April 8, 2005
Health promotion in the workplace can positively affect the bottom line for companies — and the waistline for employees, according to Brigham Young University researchers.

Their new study published in the latest issue of Preventive Medicine explains that employees who participate in workplace health promotion programs miss fewer workdays than those who choose not to participate, with the decrease in absenteeism translating into a cost savings of nearly $16 for each dollar spent on the program: a savings of $3 million.

"This is just another reason companies should offer and encourage participation in wellness programs," said Steven Aldana, director of the research team and professor of exercise science at BYU.
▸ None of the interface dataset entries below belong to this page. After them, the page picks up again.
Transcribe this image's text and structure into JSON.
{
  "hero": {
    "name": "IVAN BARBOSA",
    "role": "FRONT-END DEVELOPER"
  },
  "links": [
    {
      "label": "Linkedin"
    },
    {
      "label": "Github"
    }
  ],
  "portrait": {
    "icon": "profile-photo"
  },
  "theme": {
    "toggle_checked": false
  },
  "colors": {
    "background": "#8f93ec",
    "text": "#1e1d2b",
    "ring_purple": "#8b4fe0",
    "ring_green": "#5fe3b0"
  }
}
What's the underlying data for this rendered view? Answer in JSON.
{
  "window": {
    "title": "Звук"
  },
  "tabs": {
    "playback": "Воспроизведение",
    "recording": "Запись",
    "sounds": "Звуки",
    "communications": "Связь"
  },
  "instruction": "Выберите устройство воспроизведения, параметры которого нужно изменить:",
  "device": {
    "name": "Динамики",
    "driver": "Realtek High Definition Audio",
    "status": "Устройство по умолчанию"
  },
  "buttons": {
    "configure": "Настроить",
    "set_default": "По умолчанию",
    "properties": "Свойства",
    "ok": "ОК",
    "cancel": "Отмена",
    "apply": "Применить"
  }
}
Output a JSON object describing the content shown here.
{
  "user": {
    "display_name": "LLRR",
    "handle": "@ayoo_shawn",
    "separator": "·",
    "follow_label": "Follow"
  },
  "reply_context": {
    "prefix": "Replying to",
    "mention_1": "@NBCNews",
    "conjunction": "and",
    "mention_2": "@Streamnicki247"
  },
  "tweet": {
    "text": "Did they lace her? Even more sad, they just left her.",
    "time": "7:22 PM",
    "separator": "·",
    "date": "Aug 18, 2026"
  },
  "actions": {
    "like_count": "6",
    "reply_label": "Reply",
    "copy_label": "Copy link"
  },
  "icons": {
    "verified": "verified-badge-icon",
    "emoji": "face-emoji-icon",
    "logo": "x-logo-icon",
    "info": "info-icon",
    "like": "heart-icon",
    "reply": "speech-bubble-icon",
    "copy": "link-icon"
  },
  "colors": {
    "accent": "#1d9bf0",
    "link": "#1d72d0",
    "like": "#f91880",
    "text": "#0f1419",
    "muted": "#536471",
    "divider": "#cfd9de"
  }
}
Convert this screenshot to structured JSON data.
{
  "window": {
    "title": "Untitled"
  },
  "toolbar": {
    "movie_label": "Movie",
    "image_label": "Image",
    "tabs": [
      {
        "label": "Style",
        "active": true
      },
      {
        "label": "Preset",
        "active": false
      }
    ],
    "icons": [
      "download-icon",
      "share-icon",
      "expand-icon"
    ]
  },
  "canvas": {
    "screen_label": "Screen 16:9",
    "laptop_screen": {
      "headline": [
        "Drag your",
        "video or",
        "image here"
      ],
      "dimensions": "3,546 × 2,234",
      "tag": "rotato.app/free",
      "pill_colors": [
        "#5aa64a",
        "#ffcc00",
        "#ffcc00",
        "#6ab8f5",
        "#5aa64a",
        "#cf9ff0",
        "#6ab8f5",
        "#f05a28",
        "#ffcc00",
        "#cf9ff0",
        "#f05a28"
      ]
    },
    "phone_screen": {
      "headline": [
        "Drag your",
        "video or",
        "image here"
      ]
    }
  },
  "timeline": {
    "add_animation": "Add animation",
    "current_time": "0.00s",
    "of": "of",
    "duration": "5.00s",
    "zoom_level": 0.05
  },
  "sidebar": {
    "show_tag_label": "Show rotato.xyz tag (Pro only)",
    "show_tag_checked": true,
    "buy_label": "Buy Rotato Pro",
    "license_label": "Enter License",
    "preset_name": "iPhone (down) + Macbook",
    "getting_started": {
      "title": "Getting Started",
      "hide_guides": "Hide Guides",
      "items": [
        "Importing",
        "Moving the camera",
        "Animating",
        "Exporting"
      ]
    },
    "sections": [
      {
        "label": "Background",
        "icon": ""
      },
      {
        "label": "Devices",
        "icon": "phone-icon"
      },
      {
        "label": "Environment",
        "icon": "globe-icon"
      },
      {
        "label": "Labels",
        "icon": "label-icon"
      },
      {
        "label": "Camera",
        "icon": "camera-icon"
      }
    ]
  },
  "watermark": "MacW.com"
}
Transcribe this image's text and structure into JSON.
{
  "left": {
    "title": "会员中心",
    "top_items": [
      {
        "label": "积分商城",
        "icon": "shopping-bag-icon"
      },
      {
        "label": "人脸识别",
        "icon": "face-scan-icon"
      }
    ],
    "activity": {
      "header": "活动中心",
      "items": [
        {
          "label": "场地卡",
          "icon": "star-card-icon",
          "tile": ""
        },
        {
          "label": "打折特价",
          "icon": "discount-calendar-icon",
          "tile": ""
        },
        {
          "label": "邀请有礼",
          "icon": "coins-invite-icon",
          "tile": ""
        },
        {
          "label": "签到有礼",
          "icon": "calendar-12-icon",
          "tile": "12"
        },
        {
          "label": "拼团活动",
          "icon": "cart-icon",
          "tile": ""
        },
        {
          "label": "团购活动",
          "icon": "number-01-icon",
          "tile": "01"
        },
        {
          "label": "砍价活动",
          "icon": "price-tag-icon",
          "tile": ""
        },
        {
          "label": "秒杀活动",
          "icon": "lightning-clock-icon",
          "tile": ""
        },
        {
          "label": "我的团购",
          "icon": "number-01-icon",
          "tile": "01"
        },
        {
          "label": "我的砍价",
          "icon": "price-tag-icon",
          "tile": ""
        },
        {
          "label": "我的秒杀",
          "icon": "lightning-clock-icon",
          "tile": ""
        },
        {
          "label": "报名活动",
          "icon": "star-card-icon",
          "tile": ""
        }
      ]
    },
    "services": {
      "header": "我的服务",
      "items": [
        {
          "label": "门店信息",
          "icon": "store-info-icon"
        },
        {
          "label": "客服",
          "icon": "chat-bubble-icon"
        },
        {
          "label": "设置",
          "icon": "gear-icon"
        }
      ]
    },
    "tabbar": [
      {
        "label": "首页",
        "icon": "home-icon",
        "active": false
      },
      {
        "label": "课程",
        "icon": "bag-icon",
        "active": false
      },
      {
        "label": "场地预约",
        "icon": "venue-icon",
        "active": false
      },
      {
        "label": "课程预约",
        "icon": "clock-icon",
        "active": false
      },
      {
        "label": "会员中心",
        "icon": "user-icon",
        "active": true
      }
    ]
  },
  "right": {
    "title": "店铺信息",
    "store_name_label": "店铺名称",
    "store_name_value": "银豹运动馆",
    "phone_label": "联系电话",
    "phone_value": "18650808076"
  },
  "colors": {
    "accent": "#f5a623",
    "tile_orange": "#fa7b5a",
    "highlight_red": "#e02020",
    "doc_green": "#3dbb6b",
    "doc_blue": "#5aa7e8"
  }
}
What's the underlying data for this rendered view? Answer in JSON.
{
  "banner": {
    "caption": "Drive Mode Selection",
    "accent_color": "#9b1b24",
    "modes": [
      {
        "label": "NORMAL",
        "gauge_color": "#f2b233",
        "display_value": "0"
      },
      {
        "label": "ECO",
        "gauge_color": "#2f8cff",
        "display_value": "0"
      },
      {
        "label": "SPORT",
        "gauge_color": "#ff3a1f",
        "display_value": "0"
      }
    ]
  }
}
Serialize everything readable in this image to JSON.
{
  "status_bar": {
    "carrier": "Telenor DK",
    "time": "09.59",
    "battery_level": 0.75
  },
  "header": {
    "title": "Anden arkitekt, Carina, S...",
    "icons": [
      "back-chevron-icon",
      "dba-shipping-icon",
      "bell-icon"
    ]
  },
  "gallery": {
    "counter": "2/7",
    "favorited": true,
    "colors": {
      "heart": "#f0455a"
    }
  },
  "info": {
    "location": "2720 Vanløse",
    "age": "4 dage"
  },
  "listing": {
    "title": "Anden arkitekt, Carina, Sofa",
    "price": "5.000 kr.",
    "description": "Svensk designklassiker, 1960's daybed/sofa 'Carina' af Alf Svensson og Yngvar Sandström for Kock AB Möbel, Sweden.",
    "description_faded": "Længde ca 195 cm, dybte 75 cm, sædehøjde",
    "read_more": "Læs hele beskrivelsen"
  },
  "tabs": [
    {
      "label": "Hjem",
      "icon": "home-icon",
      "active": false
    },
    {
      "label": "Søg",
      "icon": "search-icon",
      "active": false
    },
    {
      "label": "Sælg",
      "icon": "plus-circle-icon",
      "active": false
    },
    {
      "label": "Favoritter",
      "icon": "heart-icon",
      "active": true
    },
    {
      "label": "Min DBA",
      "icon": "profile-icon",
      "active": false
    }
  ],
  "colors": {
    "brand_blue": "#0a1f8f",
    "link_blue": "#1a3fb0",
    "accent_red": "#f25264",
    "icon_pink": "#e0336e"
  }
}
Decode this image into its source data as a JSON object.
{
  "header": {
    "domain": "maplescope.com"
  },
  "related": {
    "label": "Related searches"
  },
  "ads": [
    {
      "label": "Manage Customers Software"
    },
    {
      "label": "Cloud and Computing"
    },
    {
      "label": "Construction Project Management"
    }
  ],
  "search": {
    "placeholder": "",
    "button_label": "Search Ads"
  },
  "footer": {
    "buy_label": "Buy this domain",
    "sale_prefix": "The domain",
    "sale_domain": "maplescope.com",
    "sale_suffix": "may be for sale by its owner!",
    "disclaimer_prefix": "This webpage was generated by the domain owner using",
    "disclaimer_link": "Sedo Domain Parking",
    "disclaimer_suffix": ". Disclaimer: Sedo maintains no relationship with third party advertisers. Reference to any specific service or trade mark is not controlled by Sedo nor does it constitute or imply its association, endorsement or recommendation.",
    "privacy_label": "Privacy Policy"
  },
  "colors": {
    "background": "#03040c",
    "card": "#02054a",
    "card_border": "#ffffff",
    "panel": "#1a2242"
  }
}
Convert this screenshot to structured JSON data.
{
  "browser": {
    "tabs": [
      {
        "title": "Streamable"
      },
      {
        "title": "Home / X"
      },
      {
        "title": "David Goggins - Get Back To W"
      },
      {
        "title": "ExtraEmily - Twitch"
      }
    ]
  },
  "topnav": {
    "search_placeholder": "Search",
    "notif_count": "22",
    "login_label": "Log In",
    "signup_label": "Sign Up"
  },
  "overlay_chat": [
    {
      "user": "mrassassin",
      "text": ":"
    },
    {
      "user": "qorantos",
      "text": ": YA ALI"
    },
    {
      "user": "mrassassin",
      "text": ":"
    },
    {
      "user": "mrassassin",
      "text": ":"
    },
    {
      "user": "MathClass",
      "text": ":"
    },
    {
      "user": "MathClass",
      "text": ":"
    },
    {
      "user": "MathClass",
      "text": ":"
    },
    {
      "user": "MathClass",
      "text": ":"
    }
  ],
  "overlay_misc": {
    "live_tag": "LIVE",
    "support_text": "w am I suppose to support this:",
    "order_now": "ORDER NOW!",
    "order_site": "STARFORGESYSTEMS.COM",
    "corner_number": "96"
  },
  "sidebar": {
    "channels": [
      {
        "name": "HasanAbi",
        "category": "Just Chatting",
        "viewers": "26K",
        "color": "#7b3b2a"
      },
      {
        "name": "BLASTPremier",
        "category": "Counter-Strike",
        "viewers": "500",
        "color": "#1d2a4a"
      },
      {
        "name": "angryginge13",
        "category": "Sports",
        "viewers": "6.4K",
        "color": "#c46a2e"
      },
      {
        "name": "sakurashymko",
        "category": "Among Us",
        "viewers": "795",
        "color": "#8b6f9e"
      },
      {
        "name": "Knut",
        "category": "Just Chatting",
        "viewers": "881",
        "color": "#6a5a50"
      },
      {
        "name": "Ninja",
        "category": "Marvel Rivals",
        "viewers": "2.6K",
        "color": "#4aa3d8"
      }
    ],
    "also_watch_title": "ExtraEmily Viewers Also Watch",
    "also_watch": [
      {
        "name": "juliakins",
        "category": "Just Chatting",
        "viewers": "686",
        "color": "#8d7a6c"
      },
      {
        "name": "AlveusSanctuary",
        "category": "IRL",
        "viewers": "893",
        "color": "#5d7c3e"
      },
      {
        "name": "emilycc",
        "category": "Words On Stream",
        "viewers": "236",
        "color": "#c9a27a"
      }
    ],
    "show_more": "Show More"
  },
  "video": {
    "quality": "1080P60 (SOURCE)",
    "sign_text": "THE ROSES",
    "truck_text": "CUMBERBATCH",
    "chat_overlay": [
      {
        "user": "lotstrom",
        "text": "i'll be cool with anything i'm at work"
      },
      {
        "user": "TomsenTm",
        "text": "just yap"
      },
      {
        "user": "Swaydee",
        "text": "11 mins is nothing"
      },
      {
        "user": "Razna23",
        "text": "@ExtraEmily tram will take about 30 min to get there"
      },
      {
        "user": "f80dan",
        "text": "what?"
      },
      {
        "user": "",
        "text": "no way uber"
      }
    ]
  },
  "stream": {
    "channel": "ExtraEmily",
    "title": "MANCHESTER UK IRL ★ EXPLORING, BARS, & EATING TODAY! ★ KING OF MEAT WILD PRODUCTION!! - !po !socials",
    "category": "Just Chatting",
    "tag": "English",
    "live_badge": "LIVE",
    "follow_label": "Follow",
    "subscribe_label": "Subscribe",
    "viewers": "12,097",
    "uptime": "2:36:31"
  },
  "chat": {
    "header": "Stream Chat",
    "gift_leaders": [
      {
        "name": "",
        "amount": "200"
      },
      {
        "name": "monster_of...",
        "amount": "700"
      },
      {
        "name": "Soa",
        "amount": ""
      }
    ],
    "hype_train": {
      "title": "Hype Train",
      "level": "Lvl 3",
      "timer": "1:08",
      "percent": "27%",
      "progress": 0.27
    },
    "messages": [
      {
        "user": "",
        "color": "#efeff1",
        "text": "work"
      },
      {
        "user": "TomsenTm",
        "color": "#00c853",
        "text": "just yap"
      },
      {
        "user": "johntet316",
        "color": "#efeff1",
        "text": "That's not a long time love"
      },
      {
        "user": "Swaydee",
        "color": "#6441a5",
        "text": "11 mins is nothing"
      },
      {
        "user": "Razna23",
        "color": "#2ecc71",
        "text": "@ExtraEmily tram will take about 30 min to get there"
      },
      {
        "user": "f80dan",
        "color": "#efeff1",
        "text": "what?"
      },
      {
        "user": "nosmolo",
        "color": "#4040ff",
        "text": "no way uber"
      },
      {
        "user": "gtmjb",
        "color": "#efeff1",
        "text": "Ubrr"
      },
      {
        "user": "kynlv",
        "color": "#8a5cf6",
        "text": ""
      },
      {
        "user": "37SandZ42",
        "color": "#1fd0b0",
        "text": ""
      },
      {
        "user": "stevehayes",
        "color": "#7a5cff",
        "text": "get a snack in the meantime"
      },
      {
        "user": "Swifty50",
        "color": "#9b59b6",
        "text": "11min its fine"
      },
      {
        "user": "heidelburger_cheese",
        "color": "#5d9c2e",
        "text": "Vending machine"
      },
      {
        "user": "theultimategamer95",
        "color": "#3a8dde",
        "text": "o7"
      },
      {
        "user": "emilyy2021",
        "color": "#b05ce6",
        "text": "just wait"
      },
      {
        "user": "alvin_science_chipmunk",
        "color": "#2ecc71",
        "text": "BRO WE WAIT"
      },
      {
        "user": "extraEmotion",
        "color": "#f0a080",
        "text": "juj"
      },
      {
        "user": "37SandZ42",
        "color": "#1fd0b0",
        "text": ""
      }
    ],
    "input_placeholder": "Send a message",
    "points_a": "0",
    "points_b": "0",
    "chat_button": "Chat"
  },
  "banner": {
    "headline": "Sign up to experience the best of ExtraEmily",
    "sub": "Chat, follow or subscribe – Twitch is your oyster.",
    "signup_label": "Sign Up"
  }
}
Depending on a company's size, between 2.5 percent and 4.5 percent of the money spent on salaries goes to absent employees. By implementing wellness programs, Dr. Aldana estimates other companies can also save millions of dollars annually.

The study examined the health claims costs and absenteeism of 6,246 employees and retirees from the Washoe County School District in Reno, Nev., over six years.

"The findings are important because, although investment in health promotion is not large, it has a large payback for organizations," said Dr. Nico Pronk, vice president of the HealthPartners Center for Health Promotion in Minneapolis. "Perhaps more importantly, it shows that such programs are able to keep people more functional and on-the-job. Although this is certainly important from an employer's perspective, the ultimate winner is the individual who enjoys better health on a daily basis."